▶ Input for this task:

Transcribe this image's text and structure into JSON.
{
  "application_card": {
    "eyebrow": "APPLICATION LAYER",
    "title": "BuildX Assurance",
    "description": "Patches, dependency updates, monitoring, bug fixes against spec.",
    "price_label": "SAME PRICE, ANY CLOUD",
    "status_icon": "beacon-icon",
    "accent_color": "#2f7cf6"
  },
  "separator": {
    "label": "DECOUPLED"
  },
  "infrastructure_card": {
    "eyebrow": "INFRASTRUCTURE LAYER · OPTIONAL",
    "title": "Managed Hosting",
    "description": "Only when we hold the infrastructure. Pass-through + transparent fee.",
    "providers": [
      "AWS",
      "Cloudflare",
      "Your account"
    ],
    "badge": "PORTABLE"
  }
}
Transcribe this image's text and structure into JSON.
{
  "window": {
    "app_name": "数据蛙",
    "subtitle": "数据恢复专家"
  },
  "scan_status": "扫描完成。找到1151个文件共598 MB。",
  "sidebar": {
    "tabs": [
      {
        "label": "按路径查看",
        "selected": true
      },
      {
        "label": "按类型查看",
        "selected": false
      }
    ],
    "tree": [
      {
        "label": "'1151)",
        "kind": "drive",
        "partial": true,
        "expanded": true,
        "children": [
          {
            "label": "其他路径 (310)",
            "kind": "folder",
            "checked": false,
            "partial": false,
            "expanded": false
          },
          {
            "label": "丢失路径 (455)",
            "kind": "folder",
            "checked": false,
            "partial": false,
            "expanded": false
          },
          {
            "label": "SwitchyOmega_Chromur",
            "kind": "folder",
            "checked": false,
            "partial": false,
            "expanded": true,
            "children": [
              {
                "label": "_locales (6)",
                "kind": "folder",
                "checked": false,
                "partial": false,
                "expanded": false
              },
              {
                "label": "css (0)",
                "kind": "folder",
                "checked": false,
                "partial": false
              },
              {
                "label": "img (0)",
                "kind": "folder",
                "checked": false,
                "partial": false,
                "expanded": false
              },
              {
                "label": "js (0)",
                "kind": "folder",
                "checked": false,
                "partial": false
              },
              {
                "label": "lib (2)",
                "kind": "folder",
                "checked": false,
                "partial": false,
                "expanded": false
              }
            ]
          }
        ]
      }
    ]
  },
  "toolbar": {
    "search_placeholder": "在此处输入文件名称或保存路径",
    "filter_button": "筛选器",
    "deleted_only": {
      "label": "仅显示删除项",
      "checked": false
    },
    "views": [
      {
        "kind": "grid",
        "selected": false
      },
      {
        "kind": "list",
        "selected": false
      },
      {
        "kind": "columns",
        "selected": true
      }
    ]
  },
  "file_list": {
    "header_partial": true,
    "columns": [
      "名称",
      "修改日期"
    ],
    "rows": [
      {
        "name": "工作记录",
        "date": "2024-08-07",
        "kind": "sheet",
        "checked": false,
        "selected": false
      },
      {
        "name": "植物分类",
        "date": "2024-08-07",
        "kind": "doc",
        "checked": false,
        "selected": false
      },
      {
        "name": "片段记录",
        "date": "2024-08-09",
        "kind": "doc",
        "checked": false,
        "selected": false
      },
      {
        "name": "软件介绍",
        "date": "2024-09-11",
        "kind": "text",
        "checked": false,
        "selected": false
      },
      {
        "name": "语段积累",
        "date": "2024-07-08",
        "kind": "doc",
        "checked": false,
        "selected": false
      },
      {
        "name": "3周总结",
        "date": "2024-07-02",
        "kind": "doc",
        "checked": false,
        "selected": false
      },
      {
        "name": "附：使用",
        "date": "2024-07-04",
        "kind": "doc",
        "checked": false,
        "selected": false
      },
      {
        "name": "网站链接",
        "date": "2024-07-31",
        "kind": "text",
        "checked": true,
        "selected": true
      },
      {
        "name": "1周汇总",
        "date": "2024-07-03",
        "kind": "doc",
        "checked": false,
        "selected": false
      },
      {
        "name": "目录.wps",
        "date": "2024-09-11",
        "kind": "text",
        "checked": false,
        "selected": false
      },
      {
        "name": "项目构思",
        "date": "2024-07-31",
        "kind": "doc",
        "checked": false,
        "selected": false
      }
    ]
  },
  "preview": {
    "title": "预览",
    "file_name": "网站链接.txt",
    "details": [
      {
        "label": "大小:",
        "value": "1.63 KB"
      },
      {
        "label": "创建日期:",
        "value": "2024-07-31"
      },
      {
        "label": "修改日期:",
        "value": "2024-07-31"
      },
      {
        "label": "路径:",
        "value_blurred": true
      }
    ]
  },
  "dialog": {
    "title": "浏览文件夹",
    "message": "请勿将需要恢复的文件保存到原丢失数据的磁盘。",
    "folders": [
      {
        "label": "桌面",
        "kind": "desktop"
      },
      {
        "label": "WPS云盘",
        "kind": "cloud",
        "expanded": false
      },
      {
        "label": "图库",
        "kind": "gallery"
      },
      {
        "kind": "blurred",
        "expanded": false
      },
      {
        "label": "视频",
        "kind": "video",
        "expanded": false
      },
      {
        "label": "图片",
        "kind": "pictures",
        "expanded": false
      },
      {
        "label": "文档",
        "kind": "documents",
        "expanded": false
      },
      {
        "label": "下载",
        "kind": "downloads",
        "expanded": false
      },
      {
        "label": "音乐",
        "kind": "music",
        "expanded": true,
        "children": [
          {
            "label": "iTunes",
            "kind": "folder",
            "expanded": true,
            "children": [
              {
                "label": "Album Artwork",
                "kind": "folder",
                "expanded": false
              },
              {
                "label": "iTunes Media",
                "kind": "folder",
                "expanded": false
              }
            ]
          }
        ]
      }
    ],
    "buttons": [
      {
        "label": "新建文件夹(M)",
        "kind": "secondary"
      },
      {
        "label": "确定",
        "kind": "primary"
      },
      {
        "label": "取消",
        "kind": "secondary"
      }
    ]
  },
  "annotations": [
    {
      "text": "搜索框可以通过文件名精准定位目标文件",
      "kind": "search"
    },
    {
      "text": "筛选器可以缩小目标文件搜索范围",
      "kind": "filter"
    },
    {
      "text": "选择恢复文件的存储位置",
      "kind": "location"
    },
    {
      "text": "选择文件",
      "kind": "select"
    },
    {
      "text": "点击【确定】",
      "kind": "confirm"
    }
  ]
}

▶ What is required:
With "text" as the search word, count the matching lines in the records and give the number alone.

▶ Reply:
10